Under resting conditions, miniature synaptic currents have long been known to represent random transmitter release, but their nature and function in central synapses much remains to be learned about. A new class of miniature currents (‘‘preminis’’) arise by the autocrine activation of axonal receptors following random vesicular release. During the development of the molecular layer, preminis are prominent in gabaergic synapses made by cerebellar interneurons. Premini frequencies, unlike ordinary miniature postsynaptic currents in the same cells, are strongly enhanced by subthreshold depolarization, suggesting that themembrane depolarization they produce belongs to a feedback loop controlling neurotransmitter release. Thus, preminis enhanced neurotransmitter release to guide the formation of the interneuron network at recently formed synaptic contacts .
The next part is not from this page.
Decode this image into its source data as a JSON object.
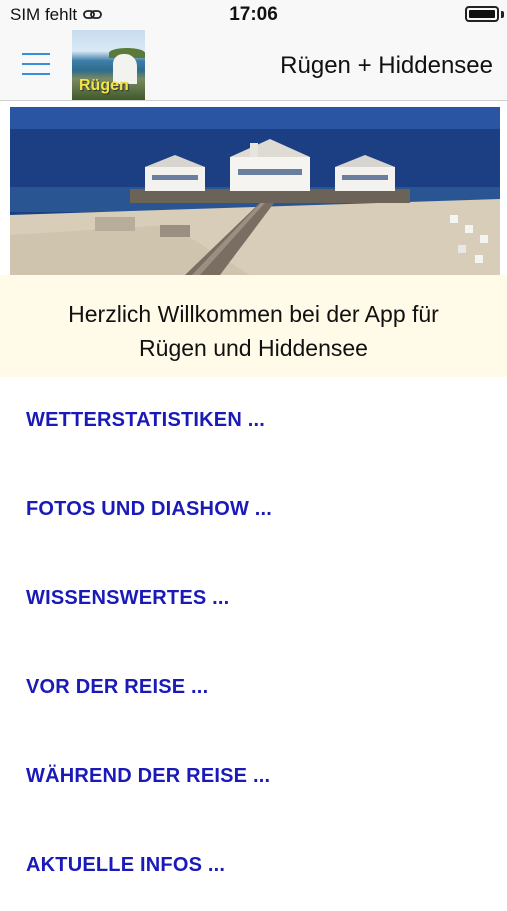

In vivo: So far, no study in vivo has been conducted
Clinical trial: So far, no clinical study has been conducted.
. Wieboldt R, Ramesh D, Carpenter BK, Hess GP. Synthesis and photochemistry of photolabile derivatives of gamma-aminobutyric acid for chemical kinetic investigations of the gamma-aminobutyric acid receptor in the millisecond time region. Biochemistry. 1994 Feb 15;33(6):1526-33.
. Trigo FF, Papageorgiou G, Corrie JE, Ogden D. Laser photolysis of DPNI-GABA, a tool for investigating the properties and distribution of GABA receptors and for silencing neurons in situ. J Neurosci Methods. 2009 Jul 30;181(2):159-69. doi: 10.1016/j.jneumeth.2009.04.022. Epub 2009 May 5.
. Trigo FF, Bouhours B, Rostaing P, Papageorgiou G, Corrie JE, Triller A, Ogden D, Marty A. Presynaptic miniature GABAergic currents in developing interneurons. Neuron. 2010 Apr 29;66(2):235-47.